» Try it:
Nothing but an exact repeat of the data, with pictures removed, belongs in the answer.

» Dataset records:

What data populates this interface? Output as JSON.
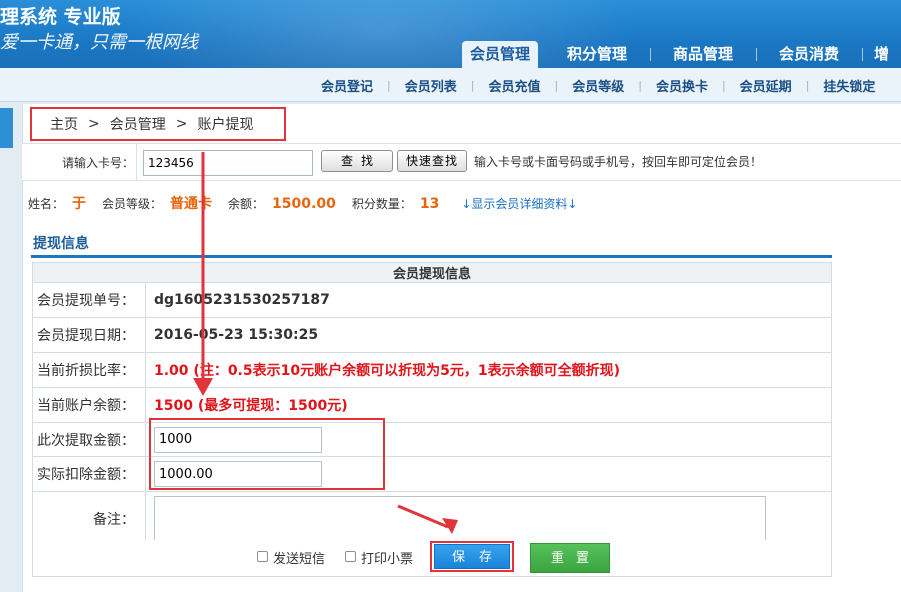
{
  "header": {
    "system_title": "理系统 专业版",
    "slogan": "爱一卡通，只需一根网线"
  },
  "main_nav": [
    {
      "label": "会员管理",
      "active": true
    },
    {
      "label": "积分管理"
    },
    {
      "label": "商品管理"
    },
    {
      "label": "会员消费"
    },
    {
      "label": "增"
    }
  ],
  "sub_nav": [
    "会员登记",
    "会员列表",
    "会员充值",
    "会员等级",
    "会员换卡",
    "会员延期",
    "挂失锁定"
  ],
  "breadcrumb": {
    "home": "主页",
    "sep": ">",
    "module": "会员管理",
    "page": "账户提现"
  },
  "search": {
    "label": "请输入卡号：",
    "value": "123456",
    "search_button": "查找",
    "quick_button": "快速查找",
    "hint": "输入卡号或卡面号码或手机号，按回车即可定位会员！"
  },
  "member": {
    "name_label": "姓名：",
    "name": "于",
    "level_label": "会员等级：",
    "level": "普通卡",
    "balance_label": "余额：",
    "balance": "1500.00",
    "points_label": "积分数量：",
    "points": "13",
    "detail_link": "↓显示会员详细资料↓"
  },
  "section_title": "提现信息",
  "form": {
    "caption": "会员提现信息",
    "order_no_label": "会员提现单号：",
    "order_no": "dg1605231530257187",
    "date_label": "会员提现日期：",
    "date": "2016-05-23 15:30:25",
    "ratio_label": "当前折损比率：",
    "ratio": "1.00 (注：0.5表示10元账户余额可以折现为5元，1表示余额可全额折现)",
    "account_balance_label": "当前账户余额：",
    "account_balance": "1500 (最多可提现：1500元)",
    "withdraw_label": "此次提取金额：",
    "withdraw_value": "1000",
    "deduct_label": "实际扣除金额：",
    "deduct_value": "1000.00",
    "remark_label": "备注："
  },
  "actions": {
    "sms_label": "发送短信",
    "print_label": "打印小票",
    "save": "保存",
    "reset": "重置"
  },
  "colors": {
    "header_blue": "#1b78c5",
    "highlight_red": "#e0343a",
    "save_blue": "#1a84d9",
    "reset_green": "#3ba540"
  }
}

» Response area:
What data populates this interface? Output as JSON.
{
  "header": {
    "system_title": "理系统 专业版",
    "slogan": "爱一卡通，只需一根网线"
  },
  "main_nav": [
    {
      "label": "会员管理",
      "active": true
    },
    {
      "label": "积分管理"
    },
    {
      "label": "商品管理"
    },
    {
      "label": "会员消费"
    },
    {
      "label": "增"
    }
  ],
  "sub_nav": [
    "会员登记",
    "会员列表",
    "会员充值",
    "会员等级",
    "会员换卡",
    "会员延期",
    "挂失锁定"
  ],
  "breadcrumb": {
    "home": "主页",
    "sep": ">",
    "module": "会员管理",
    "page": "账户提现"
  },
  "search": {
    "label": "请输入卡号：",
    "value": "123456",
    "search_button": "查找",
    "quick_button": "快速查找",
    "hint": "输入卡号或卡面号码或手机号，按回车即可定位会员！"
  },
  "member": {
    "name_label": "姓名：",
    "name": "于",
    "level_label": "会员等级：",
    "level": "普通卡",
    "balance_label": "余额：",
    "balance": "1500.00",
    "points_label": "积分数量：",
    "points": "13",
    "detail_link": "↓显示会员详细资料↓"
  },
  "section_title": "提现信息",
  "form": {
    "caption": "会员提现信息",
    "order_no_label": "会员提现单号：",
    "order_no": "dg1605231530257187",
    "date_label": "会员提现日期：",
    "date": "2016-05-23 15:30:25",
    "ratio_label": "当前折损比率：",
    "ratio": "1.00 (注：0.5表示10元账户余额可以折现为5元，1表示余额可全额折现)",
    "account_balance_label": "当前账户余额：",
    "account_balance": "1500 (最多可提现：1500元)",
    "withdraw_label": "此次提取金额：",
    "withdraw_value": "1000",
    "deduct_label": "实际扣除金额：",
    "deduct_value": "1000.00",
    "remark_label": "备注："
  },
  "actions": {
    "sms_label": "发送短信",
    "print_label": "打印小票",
    "save": "保存",
    "reset": "重置"
  },
  "colors": {
    "header_blue": "#1b78c5",
    "highlight_red": "#e0343a",
    "save_blue": "#1a84d9",
    "reset_green": "#3ba540"
  }
}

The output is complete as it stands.